(Data in this exercise)
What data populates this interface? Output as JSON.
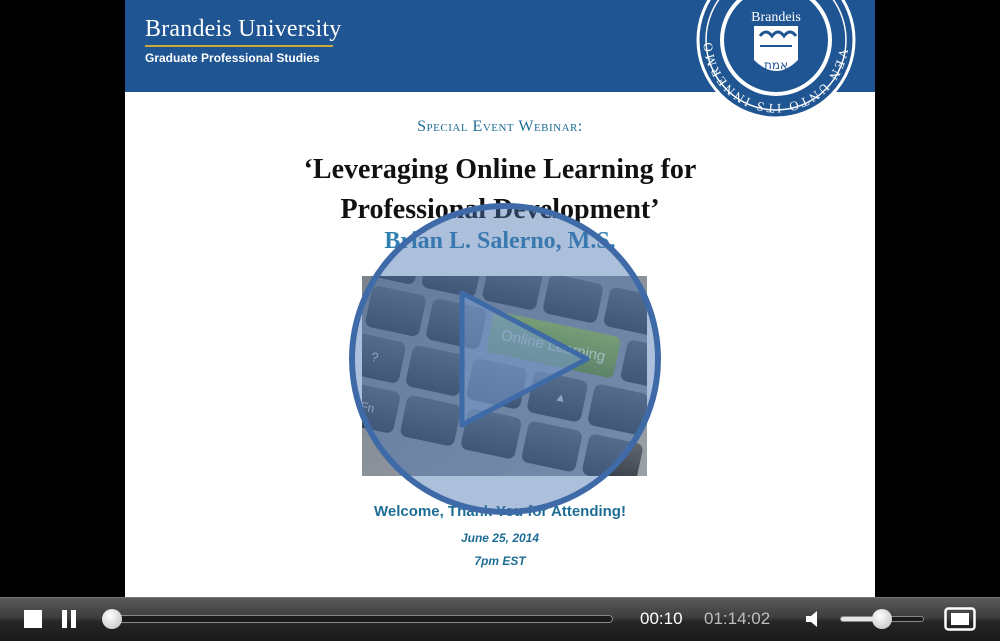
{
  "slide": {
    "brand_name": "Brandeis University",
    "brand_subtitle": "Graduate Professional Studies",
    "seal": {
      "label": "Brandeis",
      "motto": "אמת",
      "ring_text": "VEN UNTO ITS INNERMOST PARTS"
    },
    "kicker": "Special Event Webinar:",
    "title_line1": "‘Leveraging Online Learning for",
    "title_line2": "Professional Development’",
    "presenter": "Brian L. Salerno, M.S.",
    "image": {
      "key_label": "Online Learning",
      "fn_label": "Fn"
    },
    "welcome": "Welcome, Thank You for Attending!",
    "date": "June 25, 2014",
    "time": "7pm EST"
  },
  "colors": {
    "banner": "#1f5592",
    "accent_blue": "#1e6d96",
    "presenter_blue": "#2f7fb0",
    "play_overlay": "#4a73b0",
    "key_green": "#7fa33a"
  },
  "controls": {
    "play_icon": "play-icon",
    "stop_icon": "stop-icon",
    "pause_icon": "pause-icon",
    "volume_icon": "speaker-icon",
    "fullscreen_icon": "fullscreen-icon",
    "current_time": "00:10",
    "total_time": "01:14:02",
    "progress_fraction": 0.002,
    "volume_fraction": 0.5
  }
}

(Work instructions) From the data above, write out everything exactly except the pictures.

(Response to the exercise)
What data populates this interface? Output as JSON.
{
  "slide": {
    "brand_name": "Brandeis University",
    "brand_subtitle": "Graduate Professional Studies",
    "seal": {
      "label": "Brandeis",
      "motto": "אמת",
      "ring_text": "VEN UNTO ITS INNERMOST PARTS"
    },
    "kicker": "Special Event Webinar:",
    "title_line1": "‘Leveraging Online Learning for",
    "title_line2": "Professional Development’",
    "presenter": "Brian L. Salerno, M.S.",
    "image": {
      "key_label": "Online Learning",
      "fn_label": "Fn"
    },
    "welcome": "Welcome, Thank You for Attending!",
    "date": "June 25, 2014",
    "time": "7pm EST"
  },
  "colors": {
    "banner": "#1f5592",
    "accent_blue": "#1e6d96",
    "presenter_blue": "#2f7fb0",
    "play_overlay": "#4a73b0",
    "key_green": "#7fa33a"
  },
  "controls": {
    "play_icon": "play-icon",
    "stop_icon": "stop-icon",
    "pause_icon": "pause-icon",
    "volume_icon": "speaker-icon",
    "fullscreen_icon": "fullscreen-icon",
    "current_time": "00:10",
    "total_time": "01:14:02",
    "progress_fraction": 0.002,
    "volume_fraction": 0.5
  }
}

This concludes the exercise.